Writer: Fred Van Lente
Artist: Jose Luis
Conan’s greatest ordeal!
A false queen—the evil twin sister of the rightful ruler—sits on the throne of Khauran. After quashing Conan’s brief rebellion against the impostor, the brutal mercenary leader Constantius orders the Cimmerian to be crucified. Now, Conan will suffer the most agonizing ordeal of his life. Featuring the most famous sequence in the Conan canon: Conan’s crucifixion!
We’ve seen it in the movie, and now we get to see it in panels in the Comics. In Conan The Avenger #21, the majority of the issue deals with Conan’s crucifixion. It was to not think of a certain Canadian hero who was also crucified in the Australian outback in comics years ago since he was crucified on a nearly perfect wooden “X”. But back to Conan, the issue is pretty hard to get thru without being thirsty or thinking of all the pain that Conan is going thru.

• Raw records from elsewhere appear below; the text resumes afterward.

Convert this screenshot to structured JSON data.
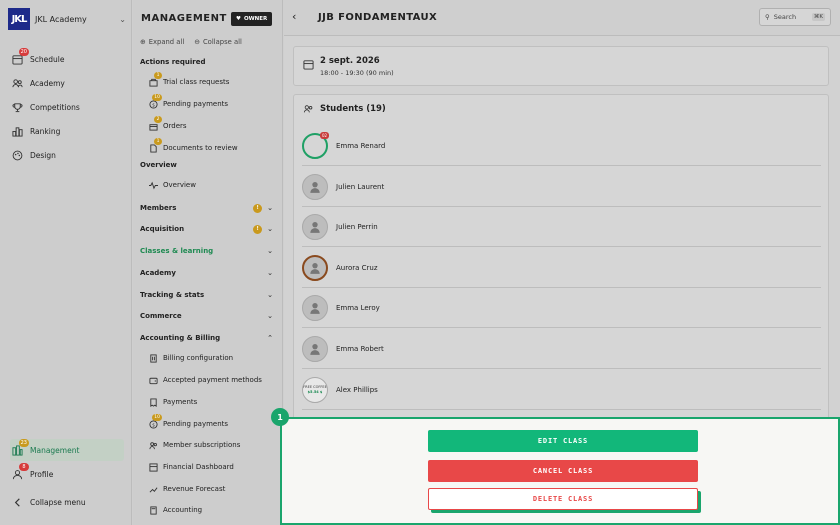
{
  "brand": {
    "logo": "JKL",
    "name": "JKL Academy"
  },
  "leftnav": {
    "items": [
      {
        "label": "Schedule",
        "icon": "calendar-icon",
        "badge": "20"
      },
      {
        "label": "Academy",
        "icon": "users-icon",
        "badge": ""
      },
      {
        "label": "Competitions",
        "icon": "trophy-icon",
        "badge": ""
      },
      {
        "label": "Ranking",
        "icon": "ranking-icon",
        "badge": ""
      },
      {
        "label": "Design",
        "icon": "palette-icon",
        "badge": ""
      }
    ],
    "bottom": [
      {
        "label": "Management",
        "icon": "management-icon",
        "badge": "23"
      },
      {
        "label": "Profile",
        "icon": "profile-icon",
        "badge": "8"
      },
      {
        "label": "Collapse menu",
        "icon": "chevron-left-icon",
        "badge": ""
      }
    ]
  },
  "management": {
    "title": "MANAGEMENT",
    "owner": "OWNER",
    "expand_all": "Expand all",
    "collapse_all": "Collapse all",
    "actions_required": "Actions required",
    "actions": [
      {
        "label": "Trial class requests",
        "badge": "1"
      },
      {
        "label": "Pending payments",
        "badge": "10"
      },
      {
        "label": "Orders",
        "badge": "2"
      },
      {
        "label": "Documents to review",
        "badge": "1"
      }
    ],
    "overview_label": "Overview",
    "overview_item": "Overview",
    "groups": [
      {
        "label": "Members",
        "dot": "!"
      },
      {
        "label": "Acquisition",
        "dot": "!"
      },
      {
        "label": "Classes & learning",
        "dot": ""
      },
      {
        "label": "Academy",
        "dot": ""
      },
      {
        "label": "Tracking & stats",
        "dot": ""
      },
      {
        "label": "Commerce",
        "dot": ""
      },
      {
        "label": "Accounting & Billing",
        "dot": ""
      }
    ],
    "billing_items": [
      {
        "label": "Billing configuration",
        "badge": ""
      },
      {
        "label": "Accepted payment methods",
        "badge": ""
      },
      {
        "label": "Payments",
        "badge": ""
      },
      {
        "label": "Pending payments",
        "badge": "10"
      },
      {
        "label": "Member subscriptions",
        "badge": ""
      },
      {
        "label": "Financial Dashboard",
        "badge": ""
      },
      {
        "label": "Revenue Forecast",
        "badge": ""
      },
      {
        "label": "Accounting",
        "badge": ""
      }
    ]
  },
  "content": {
    "title": "JJB FONDAMENTAUX",
    "search_label": "Search",
    "search_kbd": "⌘K",
    "date": "2 sept. 2026",
    "time": "18:00 - 19:30 (90 min)",
    "students_title": "Students (19)",
    "students": [
      {
        "name": "Emma Renard"
      },
      {
        "name": "Julien Laurent"
      },
      {
        "name": "Julien Perrin"
      },
      {
        "name": "Aurora Cruz"
      },
      {
        "name": "Emma Leroy"
      },
      {
        "name": "Emma Robert"
      },
      {
        "name": "Alex Phillips"
      }
    ],
    "avatar_badge": "02",
    "qr_text_1": "FREE COFFEE",
    "qr_text_2": "$5.54 $"
  },
  "sheet": {
    "step": "1",
    "edit": "EDIT CLASS",
    "cancel": "CANCEL CLASS",
    "delete": "DELETE CLASS"
  }
}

The vicinity of the story doesn’t take place but maybe a few feet around Conan and the desert around him. It could almost pass as a silent issue if you cut out all the dialogue (there really isn’t a whole lot. Mostly word boxes to help the story flow and progress) and watch all the facial expressions that he makes during his pain, hunger, thirst, and the struggle. It was great chemistry between the entire team to make an issue like this happen with the Dialogue, art, inks, and especially the colors.
Lobster Johnson: The Glass Mantis
Writer: Mike Mignola & John Arcudi
Artist: Toni Fejzula
Murder interrupts the opening of a new exhibit at the Metropolitan Museum. Lobster Johnson investigates to find out what makes a blown-glass sculpture worth killing for.
Lobster Johnson: The Glass Mantis (22 in a series) does what a lot of comics don’t do very much these days. The book was able to keep a story almost like a one-shot contained into a simple, regular sized comic book. Having a theatre background, I felt the title was giving props to the classic play “The Glass Menagerie” Which was pretty awesome to do. The artist treats us to several glass blown objects throughout the story. (Including a big surprise one!)
The story of The Glass Mantis takes place in the 1930’s in the middle of Lobster Johnson’s crime fighting days. A prominent murder interrupts the opening of a new exhibit at the Metropolitan Museum. The assassination prompts Lobster Johnson to investigate what the glass blown sculpture, The Glass Mantis, was worth killing someone for.
The read is a treat for people who are a fans of old-time adventures and period time pieces. It has light science fiction, and supernatural elements added to enhance the mystery and action. The colors aren’t bold, but they aren’t dull either. Almost a neutral tone that reminds you that this is a flashback story that you are reading. The story reads fast, but there are plenty of surprises to satisfy. The ending ends with good closure, and makes you wish that they would revisit this again sometime in the future.